Your horse uses his hocks to spin, brake, back up, propel and launch. With those high-intensity tasks, particularly if he works or competes regularly, those hocks can take quite a beating. This complex joint, technically called a tarsus, is prone to conditions both benign and serious that can lead to swelling. Cold hydrotherapy is a tried-and-true treatment method for most hock swelling.
If you discover a puncture wound near the hock, contact your veterinarian immediately -- even a small wound near this joint can be career ending without prompt and professional treatment.
Contact Your Veterinarian
Your first order of treatment is to contact your veterinarian as soon as you notice any swelling, even if your horse is not lame on the leg where swelling is present. Your veterinarian's examination may include a flexion test, during which he bends and holds the affected leg, and then asks you or another handler to trot the horse several steps. If lameness is detected, it provides your vet with clues on whether other procedures, such as radiographs or an ultrasound, are warranted.
It's possible your veterinarian may determine that the swelling won't resolve, resulting in a permanent blemish that won't affect your horse's performance. This is particularly true for conditions such as thoroughpins -- puffiness around the tendons; capped hocks and some bog spavins, which represent fluid buildup.
Bog spavins can indicate present or future joint problems, so ask your vet if an ultrasound or radiograph is warranted for a more thorough examination.
Your horse benefits from cold therapy to treat his swelling much as you do when you have a tissue injury. Since you can't instruct your horse to sit quietly and hold an ice pack on his hock, you have to perform this therapy for him.
A water hose provides an easy and inexpensive way for you to direct cold water directly onto the affected area.
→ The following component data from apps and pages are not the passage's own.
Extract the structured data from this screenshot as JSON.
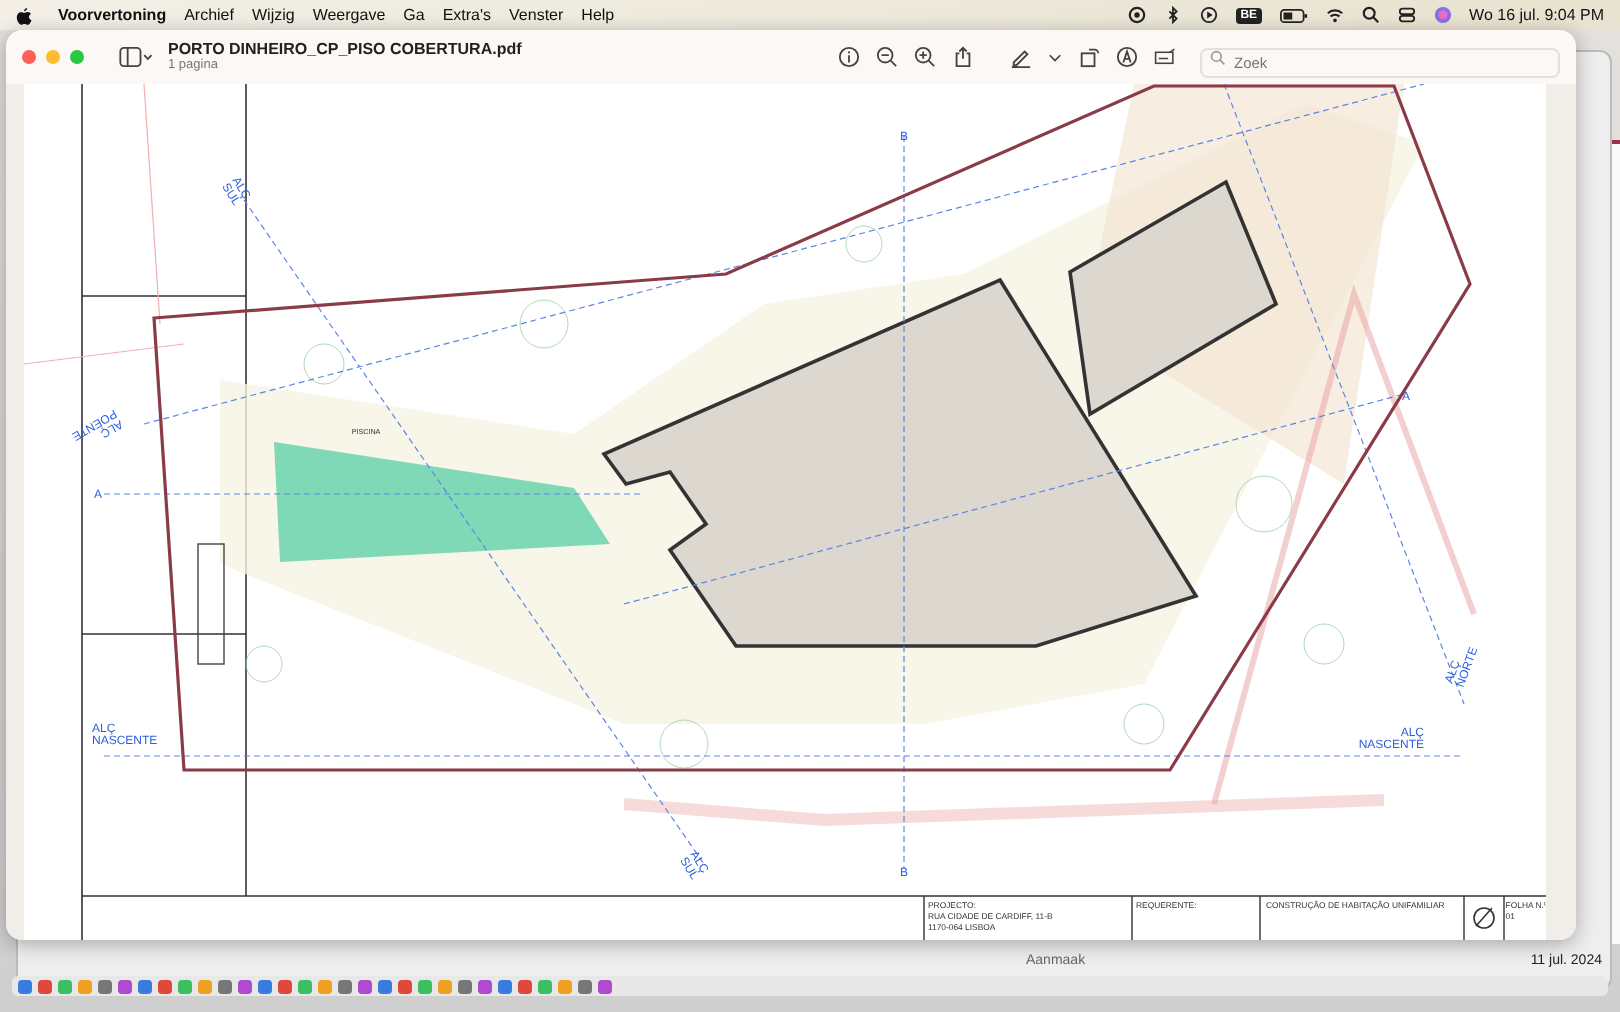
{
  "menubar": {
    "app": "Voorvertoning",
    "menus": [
      "Archief",
      "Wijzig",
      "Weergave",
      "Ga",
      "Extra's",
      "Venster",
      "Help"
    ],
    "input_source": "BE",
    "clock": "Wo 16 jul.  9:04 PM"
  },
  "window": {
    "title": "PORTO DINHEIRO_CP_PISO COBERTURA.pdf",
    "subtitle": "1 pagina",
    "search": {
      "placeholder": "Zoek"
    }
  },
  "drawing": {
    "labels": [
      {
        "kind": "section",
        "lines": [
          "ALÇ",
          "SUL"
        ]
      },
      {
        "kind": "section",
        "lines": [
          "ALÇ",
          "POENTE"
        ]
      },
      {
        "kind": "section",
        "lines": [
          "A"
        ]
      },
      {
        "kind": "section",
        "lines": [
          "ALÇ",
          "NASCENTE"
        ]
      },
      {
        "kind": "section",
        "lines": [
          "B"
        ]
      },
      {
        "kind": "section",
        "lines": [
          "A"
        ]
      },
      {
        "kind": "section",
        "lines": [
          "ALÇ",
          "NORTE"
        ]
      },
      {
        "kind": "section",
        "lines": [
          "ALÇ",
          "NASCENTE"
        ]
      },
      {
        "kind": "section",
        "lines": [
          "ALÇ",
          "SUL"
        ]
      },
      {
        "kind": "section",
        "lines": [
          "B"
        ]
      },
      {
        "kind": "area",
        "lines": [
          "PISCINA"
        ]
      }
    ],
    "title_block": [
      {
        "lines": [
          "PROJECTO:",
          "RUA CIDADE DE CARDIFF, 11-B",
          "1170-064 LISBOA"
        ]
      },
      {
        "lines": [
          "REQUERENTE:"
        ]
      },
      {
        "lines": [
          "CONSTRUÇÃO DE HABITAÇÃO UNIFAMILIAR"
        ]
      },
      {
        "lines": [
          "FOLHA N.º",
          "01"
        ]
      }
    ]
  },
  "background_window": {
    "column_1": "Aanmaak",
    "column_2": "11 jul. 2024"
  }
}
Have him stand in an area that drains well, as you will have to direct a continuous stream of water for several minutes, long enough for his hock to feel cold to your touch. If the water is quite cold, your horse may indicate his objection by moving around, but after several minutes he should become accustomed to it and also gain relief from any related pain.
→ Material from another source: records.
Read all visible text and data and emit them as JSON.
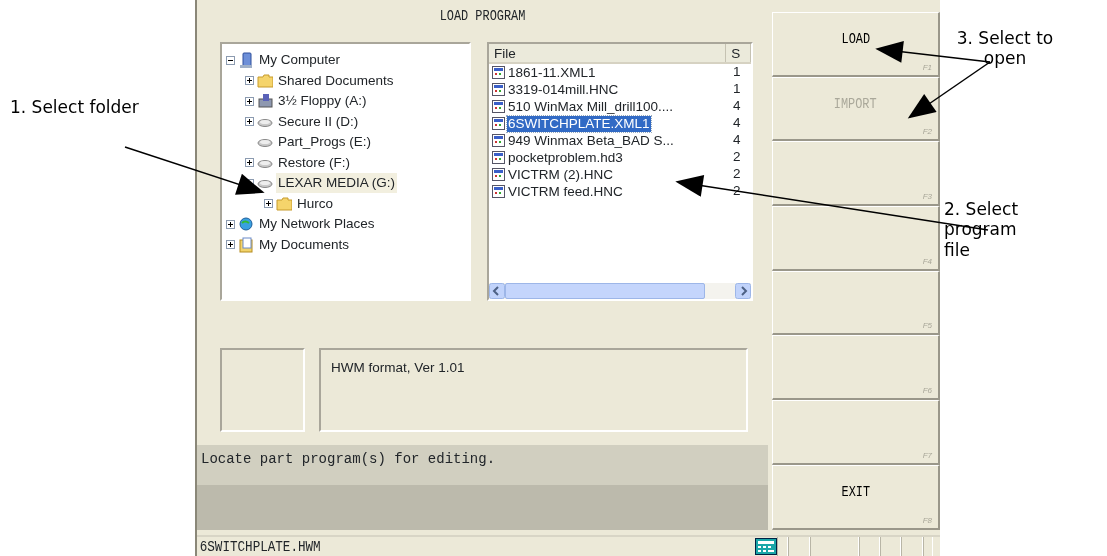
{
  "title": "LOAD PROGRAM",
  "folder_tree": [
    {
      "label": "My Computer",
      "kind": "computer",
      "expanded": true,
      "selected": false,
      "children": [
        {
          "label": "Shared Documents",
          "kind": "folder",
          "expanded": false,
          "selected": false
        },
        {
          "label": "3½ Floppy (A:)",
          "kind": "floppy",
          "expanded": false,
          "selected": false
        },
        {
          "label": "Secure II (D:)",
          "kind": "drive",
          "expanded": false,
          "selected": false
        },
        {
          "label": "Part_Progs (E:)",
          "kind": "drive",
          "selected": false
        },
        {
          "label": "Restore (F:)",
          "kind": "drive",
          "expanded": false,
          "selected": false
        },
        {
          "label": "LEXAR MEDIA (G:)",
          "kind": "drive",
          "expanded": true,
          "selected": true,
          "children": [
            {
              "label": "Hurco",
              "kind": "folder",
              "expanded": false,
              "selected": false
            }
          ]
        }
      ]
    },
    {
      "label": "My Network Places",
      "kind": "network",
      "expanded": false,
      "selected": false
    },
    {
      "label": "My Documents",
      "kind": "documents",
      "expanded": false,
      "selected": false
    }
  ],
  "file_list": {
    "columns": [
      "File",
      "S"
    ],
    "rows": [
      {
        "name": "1861-11.XML1",
        "column_2": "1",
        "selected": false
      },
      {
        "name": "3319-014mill.HNC",
        "column_2": "1",
        "selected": false
      },
      {
        "name": "510 WinMax Mill_drill100....",
        "column_2": "4",
        "selected": false
      },
      {
        "name": "6SWITCHPLATE.XML1",
        "column_2": "4",
        "selected": true
      },
      {
        "name": "949 Winmax Beta_BAD S...",
        "column_2": "4",
        "selected": false
      },
      {
        "name": "pocketproblem.hd3",
        "column_2": "2",
        "selected": false
      },
      {
        "name": "VICTRM (2).HNC",
        "column_2": "2",
        "selected": false
      },
      {
        "name": "VICTRM feed.HNC",
        "column_2": "2",
        "selected": false
      }
    ]
  },
  "info_text": "HWM format, Ver 1.01",
  "message": "Locate part program(s) for editing.",
  "softkeys": [
    {
      "label": "LOAD",
      "key": "F1",
      "disabled": false
    },
    {
      "label": "IMPORT",
      "key": "F2",
      "disabled": true
    },
    {
      "key": "F3"
    },
    {
      "key": "F4"
    },
    {
      "key": "F5"
    },
    {
      "key": "F6"
    },
    {
      "key": "F7"
    },
    {
      "label": "EXIT",
      "key": "F8",
      "disabled": false
    }
  ],
  "status_bar": {
    "filename": "6SWITCHPLATE.HWM"
  },
  "annotations": [
    {
      "text": "1. Select folder"
    },
    {
      "text": "3. Select to open"
    },
    {
      "text": "2. Select program file"
    }
  ]
}
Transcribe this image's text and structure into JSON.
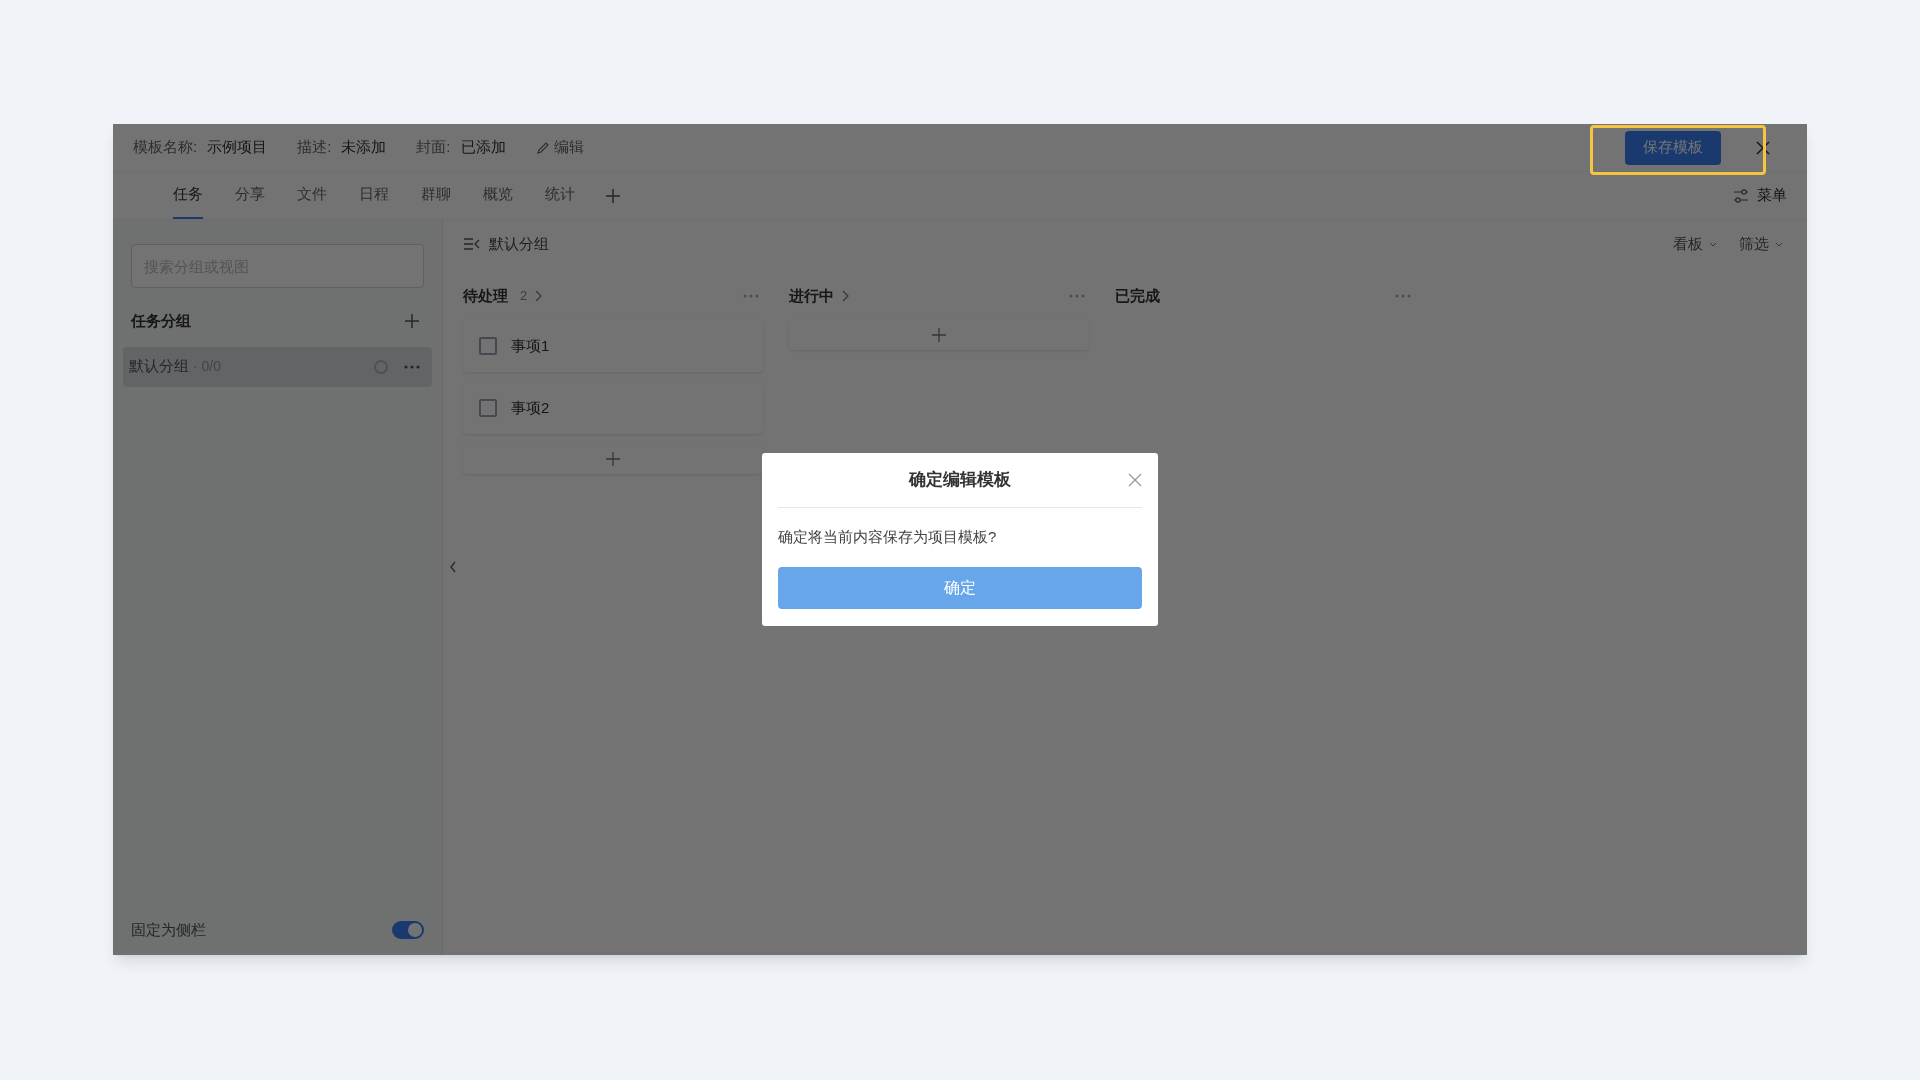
{
  "header": {
    "fields": [
      {
        "label": "模板名称:",
        "value": "示例项目"
      },
      {
        "label": "描述:",
        "value": "未添加"
      },
      {
        "label": "封面:",
        "value": "已添加"
      }
    ],
    "edit_link": "编辑",
    "save_button": {
      "label": "保存模板",
      "highlighted": true
    }
  },
  "tabs": [
    {
      "label": "任务",
      "selected": true
    },
    {
      "label": "分享",
      "selected": false
    },
    {
      "label": "文件",
      "selected": false
    },
    {
      "label": "日程",
      "selected": false
    },
    {
      "label": "群聊",
      "selected": false
    },
    {
      "label": "概览",
      "selected": false
    },
    {
      "label": "统计",
      "selected": false
    }
  ],
  "menu": "菜单",
  "sidebar": {
    "search": {
      "placeholder": "搜索分组或视图"
    },
    "section_title": "任务分组",
    "groups": [
      {
        "name": "默认分组",
        "count": "· 0/0",
        "selected": true
      }
    ],
    "pin": {
      "label": "固定为侧栏",
      "on": true
    }
  },
  "breadcrumb": "默认分组",
  "view_controls": [
    "看板",
    "筛选"
  ],
  "columns": [
    {
      "title": "待处理",
      "count": "2",
      "expandable": true,
      "add_button": true,
      "cards": [
        {
          "title": "事项1",
          "checked": false
        },
        {
          "title": "事项2",
          "checked": false
        }
      ]
    },
    {
      "title": "进行中",
      "expandable": true,
      "add_button": true
    },
    {
      "title": "已完成",
      "expandable": false,
      "add_button": false
    }
  ],
  "dialog": {
    "title": "确定编辑模板",
    "message": "确定将当前内容保存为项目模板?",
    "confirm": "确定"
  }
}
The cold water constricts the blood vessels in the hock area; when you stop the hydrotherapy, circulation resumes and regenerates his cells with new oxygen and nutrients. If the swelling is caused by a cut or wound, the hydrotherapy provides an added benefit of keeping the wound clean.
Your vet may also recommend ice therapy, particularly if you can't apply water therapy as frequently as he prescribes. You can make an ice wrap using small plastic bags filled with water and then frozen or other frozen packs made for injuries.
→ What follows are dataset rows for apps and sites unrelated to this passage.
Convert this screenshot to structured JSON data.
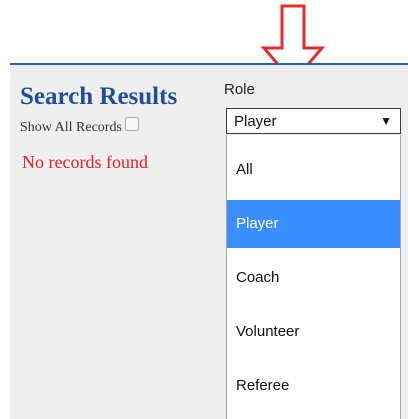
{
  "results": {
    "title": "Search Results",
    "show_all_label": "Show All Records",
    "show_all_checked": false,
    "empty_message": "No records found"
  },
  "role": {
    "label": "Role",
    "selected_value": "Player",
    "caret": "▼",
    "options": [
      "All",
      "Player",
      "Coach",
      "Volunteer",
      "Referee"
    ],
    "highlighted_option": "Player"
  },
  "colors": {
    "title": "#1f4e9e",
    "panel_border": "#2b63b3",
    "empty_message": "#e81e1e",
    "highlight": "#3a8dff",
    "arrow": "#e52b2b"
  },
  "icons": {
    "annotation": "down-arrow-icon",
    "select": "dropdown-caret-icon"
  }
}
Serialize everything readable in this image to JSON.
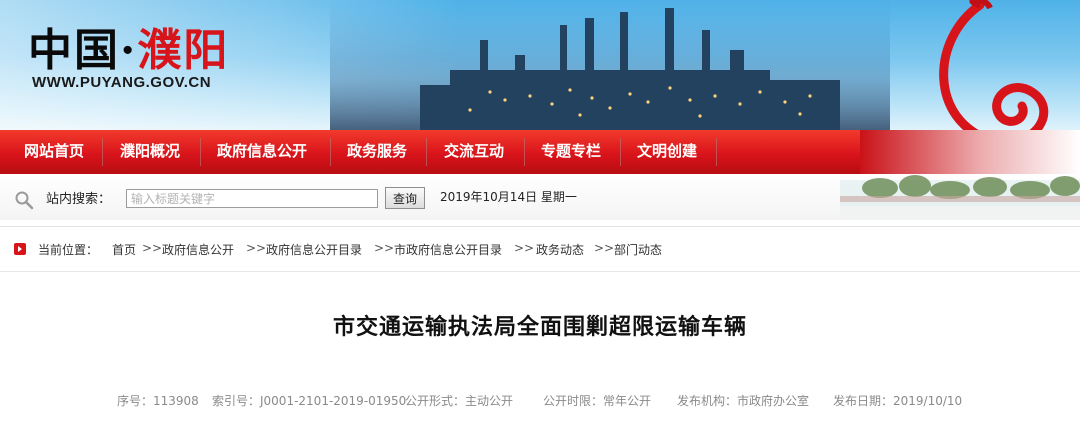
{
  "site": {
    "logo_text_a": "中国",
    "logo_dot": "·",
    "logo_text_b": "濮阳",
    "url": "WWW.PUYANG.GOV.CN"
  },
  "nav": {
    "items": [
      {
        "label": "网站首页"
      },
      {
        "label": "濮阳概况"
      },
      {
        "label": "政府信息公开"
      },
      {
        "label": "政务服务"
      },
      {
        "label": "交流互动"
      },
      {
        "label": "专题专栏"
      },
      {
        "label": "文明创建"
      }
    ]
  },
  "search": {
    "label": "站内搜索：",
    "placeholder": "输入标题关键字",
    "button": "查询",
    "date": "2019年10月14日  星期一"
  },
  "breadcrumb": {
    "prefix": "当前位置：",
    "items": [
      "首页",
      "政府信息公开",
      "政府信息公开目录",
      "市政府信息公开目录",
      "政务动态",
      "部门动态"
    ],
    "separator": ">>"
  },
  "article": {
    "title": "市交通运输执法局全面围剿超限运输车辆",
    "meta": {
      "serial": "序号：113908",
      "index": "索引号：J0001-2101-2019-01950",
      "form": "公开形式：主动公开",
      "period": "公开时限：常年公开",
      "publisher": "发布机构：市政府办公室",
      "date": "发布日期：2019/10/10"
    }
  },
  "colors": {
    "nav_red": "#d9141b",
    "sky_blue": "#4fb2e8",
    "meta_gray": "#8a8a8a"
  },
  "icons": [
    "search-icon",
    "breadcrumb-arrow-icon"
  ]
}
Secure the bag to the swollen area by wrapping his hock with a padded bandage, held into place with a flexible adhesive bandage roll. Apply the wrap in a figure-8 configuration, much as you would apply an ankle wrap on a human.
Once the wrap is secure, cut a hole through all of the layers where your horse's hock point sticks out the back. This allows him to flex and move, and will be less stressful and fearful for him if he lies down and has becomes concerned he can't flex his hock enough to get back up.
Reusable commercial ice wraps are now available that make hock wrapping easy and convenient.
Follow Turnout Instructions
Ask your veterinarian if you need to restrict your horse's movements. If the swelling is benign or minor, your horse may be able to adhere to his regular turnout schedule and in some cases, the movement may even help his swelling.
Your vet may prefer limited turnout in a smaller space or less frequent turnout. If your horse needs to be confined in a stall for several days or more, you may need to walk him by hand using a halter and lead rope a few times a day -- with your vet's permission -- to give him some movement. Many horses feel stressed by long periods of stall confinement, so this hand walking is good mental therapy for him, as well.
Swelling from puncture wounds may require more rigorous care, including daily bandage changing.
Based in Central Texas, Karen S. Johnson is a marketing professional with more than 30 years' experience and specializes in business and equestrian topics. Her articles have appeared in several trade and business publications such as the Houston Chronicle. Johnson also co-authored a series of communications publications for the U.S. Agency for International Development. She holds a Bachelor of Science in speech from UT-Austin.